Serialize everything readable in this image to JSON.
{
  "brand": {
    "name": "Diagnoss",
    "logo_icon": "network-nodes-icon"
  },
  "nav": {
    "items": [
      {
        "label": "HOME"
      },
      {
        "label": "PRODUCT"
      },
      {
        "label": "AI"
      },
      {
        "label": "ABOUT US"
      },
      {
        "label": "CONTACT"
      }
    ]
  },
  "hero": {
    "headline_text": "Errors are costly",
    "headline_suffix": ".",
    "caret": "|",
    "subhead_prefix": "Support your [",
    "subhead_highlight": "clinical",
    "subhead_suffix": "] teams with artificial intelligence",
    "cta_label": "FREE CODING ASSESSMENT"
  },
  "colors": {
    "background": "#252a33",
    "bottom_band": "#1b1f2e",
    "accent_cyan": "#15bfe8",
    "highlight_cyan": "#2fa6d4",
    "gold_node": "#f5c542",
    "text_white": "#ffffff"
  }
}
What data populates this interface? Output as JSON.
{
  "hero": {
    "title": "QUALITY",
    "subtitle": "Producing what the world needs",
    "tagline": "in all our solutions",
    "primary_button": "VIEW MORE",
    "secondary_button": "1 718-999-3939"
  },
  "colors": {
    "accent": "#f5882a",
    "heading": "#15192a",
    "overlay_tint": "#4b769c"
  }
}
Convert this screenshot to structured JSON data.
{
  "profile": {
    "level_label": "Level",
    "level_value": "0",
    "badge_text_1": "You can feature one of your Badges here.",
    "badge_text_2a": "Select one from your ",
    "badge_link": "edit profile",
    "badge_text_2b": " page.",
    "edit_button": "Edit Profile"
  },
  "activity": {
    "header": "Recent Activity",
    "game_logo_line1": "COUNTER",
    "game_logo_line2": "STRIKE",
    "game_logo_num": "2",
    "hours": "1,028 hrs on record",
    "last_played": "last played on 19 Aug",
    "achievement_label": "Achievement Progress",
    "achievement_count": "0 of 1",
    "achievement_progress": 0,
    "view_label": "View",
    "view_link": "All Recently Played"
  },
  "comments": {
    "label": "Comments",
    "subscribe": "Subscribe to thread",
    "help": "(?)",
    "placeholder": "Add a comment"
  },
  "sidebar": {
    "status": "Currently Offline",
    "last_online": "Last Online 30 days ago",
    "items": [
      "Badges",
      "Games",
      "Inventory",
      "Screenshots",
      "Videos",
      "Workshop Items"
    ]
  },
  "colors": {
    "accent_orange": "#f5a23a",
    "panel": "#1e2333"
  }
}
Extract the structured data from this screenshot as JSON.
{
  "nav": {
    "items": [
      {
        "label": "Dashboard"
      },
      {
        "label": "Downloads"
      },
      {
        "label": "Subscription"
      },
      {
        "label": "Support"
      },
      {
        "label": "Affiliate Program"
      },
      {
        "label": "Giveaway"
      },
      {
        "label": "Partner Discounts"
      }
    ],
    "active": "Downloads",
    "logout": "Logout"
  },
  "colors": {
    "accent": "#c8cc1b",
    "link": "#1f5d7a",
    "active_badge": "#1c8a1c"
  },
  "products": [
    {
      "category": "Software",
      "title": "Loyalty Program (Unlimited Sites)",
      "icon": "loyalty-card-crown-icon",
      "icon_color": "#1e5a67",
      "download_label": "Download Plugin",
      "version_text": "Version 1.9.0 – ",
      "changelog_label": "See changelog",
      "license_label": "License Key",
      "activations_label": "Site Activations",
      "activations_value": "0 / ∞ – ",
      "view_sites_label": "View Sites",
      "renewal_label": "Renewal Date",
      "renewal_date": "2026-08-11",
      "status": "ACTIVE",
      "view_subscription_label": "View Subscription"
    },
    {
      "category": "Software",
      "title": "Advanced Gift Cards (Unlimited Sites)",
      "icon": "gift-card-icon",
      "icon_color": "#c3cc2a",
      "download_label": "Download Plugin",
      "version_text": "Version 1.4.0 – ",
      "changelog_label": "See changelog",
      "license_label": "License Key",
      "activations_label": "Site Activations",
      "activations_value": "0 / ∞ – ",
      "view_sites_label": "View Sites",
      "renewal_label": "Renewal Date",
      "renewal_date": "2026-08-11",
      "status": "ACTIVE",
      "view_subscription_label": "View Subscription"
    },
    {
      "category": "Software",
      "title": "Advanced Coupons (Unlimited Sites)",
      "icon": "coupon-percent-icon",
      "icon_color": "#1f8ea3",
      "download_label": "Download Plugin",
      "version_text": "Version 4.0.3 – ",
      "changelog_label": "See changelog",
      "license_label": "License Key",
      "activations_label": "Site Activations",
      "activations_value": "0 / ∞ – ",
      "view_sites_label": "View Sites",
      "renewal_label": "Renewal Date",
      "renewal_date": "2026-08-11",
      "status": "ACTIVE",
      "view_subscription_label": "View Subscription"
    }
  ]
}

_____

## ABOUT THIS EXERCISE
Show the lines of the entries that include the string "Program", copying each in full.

## OUTPUT FOR THIS EXERCISE
        "label": "Affiliate Program"
      "title": "Loyalty Program (Unlimited Sites)",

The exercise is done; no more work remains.